Storm damage hit a couple of the local internet towers. This one lost the top thirty feet or so.
And this one completely broke over the building and took several weeks to replace.
Another tower took a lightning strike and most of the radios had to be replaced. That took about a week and a lot of climbing. When it’s over one hundred feet up, it takes a fit and fearless person to handle the job!
Of course, the tower climber is not going up when there are still electric storms in the area!
From October 15 to December 7 every year is the Annual Enrollment Period, where you can change certain things about your Medicare. The deluge from “agents” (read: sharks) has the one upside that you can’t say you didn’t know about it.
The attempts to shock or scare people into changing things that may not be to their benefit can be overwhelming.
This is also when the Social Security Cost of Living Adjustment for the next year is announced.

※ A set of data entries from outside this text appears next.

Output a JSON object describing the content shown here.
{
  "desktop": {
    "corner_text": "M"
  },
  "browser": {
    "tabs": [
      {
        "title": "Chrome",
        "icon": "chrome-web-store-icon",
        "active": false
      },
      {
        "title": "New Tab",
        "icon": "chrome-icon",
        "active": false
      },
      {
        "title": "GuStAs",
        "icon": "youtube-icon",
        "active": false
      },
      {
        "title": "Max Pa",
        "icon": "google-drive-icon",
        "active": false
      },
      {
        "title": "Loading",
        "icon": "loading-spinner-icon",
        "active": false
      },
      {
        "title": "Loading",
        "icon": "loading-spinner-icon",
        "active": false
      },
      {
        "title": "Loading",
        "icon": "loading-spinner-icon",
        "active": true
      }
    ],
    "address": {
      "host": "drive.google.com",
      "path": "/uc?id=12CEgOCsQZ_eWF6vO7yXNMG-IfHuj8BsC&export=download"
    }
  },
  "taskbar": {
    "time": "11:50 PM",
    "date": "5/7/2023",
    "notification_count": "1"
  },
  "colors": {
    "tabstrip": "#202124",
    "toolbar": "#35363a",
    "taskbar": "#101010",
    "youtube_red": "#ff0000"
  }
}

I just looked at the damage.
The Cost of Living Adjustment this year is a paltry 3.2 percent, when my real world cost of living has gone up by at least 10 percent on groceries, and 30 percent on gasoline. Neither of which are included in the official figures.
The premium for Medicare part B has a $10 / month increase. My agent tells me that part G generally goes up 3 to 7 percent yearly. I don’t know what the part D premium increase will be yet. I expect that my COLA will be swallowed up by increased Medicare costs.
A third of my social security income goes right back out to pay for my Medicare. I can’t do anything about it, but at least I have the coverage.
Yesterday I finished wrapping up leaving the promotional project. I believe I have managed to become more philosophic than shocked by the loss.
If you don’t fail, you aren’t trying new things.
This image is a 3D printed electric spinning wheel known as a Nano. It’s a lot of fun, and I have toyed with the notion of taking it to the gym and spin while spinning on the stationary bike.
I think that would be a cute video. Not today, however. Rahn is having a lot of back pain yesterday and today. I was hoping we could go to the gym today, but he is not feeling up to a ride in the truck.
I have an appointment today and some errands. I’m planning on sitting down at my large spinning wheel when I get home and work on spinning flax.
My Jensen spinning wheel was built for me thirty years ago by a skilled wheelwright in Wisconsin. I have spun miles and miles and miles of yarn with it.
This pile of yarn was spun on my Jensen wheel and is about two sheep’ worth of wool.